8. Launch a common resume site to apply to work at a St. Louis startup

I recently came across this site/service called Underdog.io out of New York that allows candidates to bulk apply for positions at NY-area startup companies. They charge a nominal fee for startups to access to their candidate pool. Talk about a great business idea! Monetization aside, this would be great for St. Louis to facilitate the time-consuming process of sorting through resumes to find quality candidates.

9. Add personal stories to the larger St. Louis startup narrative

I absolutely loved reading the Medium articles written by Juney Ham and Jon Wheatley about their personal experiences in moving their startups from the Bay Area to St. Louis. These articles got a tremendous amount of traction through social channels and didn’t cost us a cent in PR. SEO benefits aside, this kind of personal-based storytelling can serve as additional ammunition in the ongoing battle to retain and recruit talent to St. Louis. And luckily, there are sites like STL Curator who are already doing this. Let’s collectively amplify their message and get more startup-focused stories told, like this one about Steve Marciniak and Sam Sullivan at Trackbill.

10. Purchase / lease a bus for startup field trips.

Okay, this is bit of a stretch. But a guy can dream, right? So, being a T-REX member, I interact with a lot of great startup folks, but, admittedly so, I end up talking and socializing with the same group of people. We need new and creative ways of growing community between entrepreneurs beyond the occasional happy hour. There’s this great group that I heard out of the valley called Startup Hike — they plan and organize regular trips outside of the workspace into the more outdoorsy part of the region. I think this would be great way to encourage interaction outside of our startup hubs and introduce people new to St. Louis to our amazing network of parks and greenspace just a short drive (most are less than 2 hours) outside of the city.
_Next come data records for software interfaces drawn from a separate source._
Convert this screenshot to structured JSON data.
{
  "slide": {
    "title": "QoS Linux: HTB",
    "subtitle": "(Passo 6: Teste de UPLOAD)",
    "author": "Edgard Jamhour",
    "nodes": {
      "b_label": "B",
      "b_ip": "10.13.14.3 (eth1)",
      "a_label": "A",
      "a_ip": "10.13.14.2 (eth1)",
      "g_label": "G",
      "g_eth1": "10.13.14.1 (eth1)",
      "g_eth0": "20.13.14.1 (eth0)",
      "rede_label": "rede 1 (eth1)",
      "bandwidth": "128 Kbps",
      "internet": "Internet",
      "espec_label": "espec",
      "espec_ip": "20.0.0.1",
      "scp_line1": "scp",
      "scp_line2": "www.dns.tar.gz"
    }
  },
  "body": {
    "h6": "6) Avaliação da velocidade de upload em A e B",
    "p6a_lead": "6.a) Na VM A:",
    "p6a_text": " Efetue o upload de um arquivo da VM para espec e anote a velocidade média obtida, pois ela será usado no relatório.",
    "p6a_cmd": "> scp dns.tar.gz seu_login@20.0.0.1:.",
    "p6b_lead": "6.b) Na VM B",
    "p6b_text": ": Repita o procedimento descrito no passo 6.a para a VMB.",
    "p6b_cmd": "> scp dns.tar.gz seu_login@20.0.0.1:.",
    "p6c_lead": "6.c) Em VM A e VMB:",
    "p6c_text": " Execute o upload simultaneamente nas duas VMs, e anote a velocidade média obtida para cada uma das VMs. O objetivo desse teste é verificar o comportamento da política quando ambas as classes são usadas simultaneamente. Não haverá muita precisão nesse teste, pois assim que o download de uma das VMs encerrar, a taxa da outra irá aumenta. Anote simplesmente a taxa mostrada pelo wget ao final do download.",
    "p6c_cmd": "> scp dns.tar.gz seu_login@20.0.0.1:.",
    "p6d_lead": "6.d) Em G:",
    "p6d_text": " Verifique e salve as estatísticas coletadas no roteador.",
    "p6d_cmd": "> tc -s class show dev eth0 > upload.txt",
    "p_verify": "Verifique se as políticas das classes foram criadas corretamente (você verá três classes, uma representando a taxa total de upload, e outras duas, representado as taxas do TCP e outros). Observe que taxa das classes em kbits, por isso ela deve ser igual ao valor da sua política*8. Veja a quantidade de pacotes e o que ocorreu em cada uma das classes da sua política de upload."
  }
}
So, what do you think? What would you change or add to the St. Louis startup community?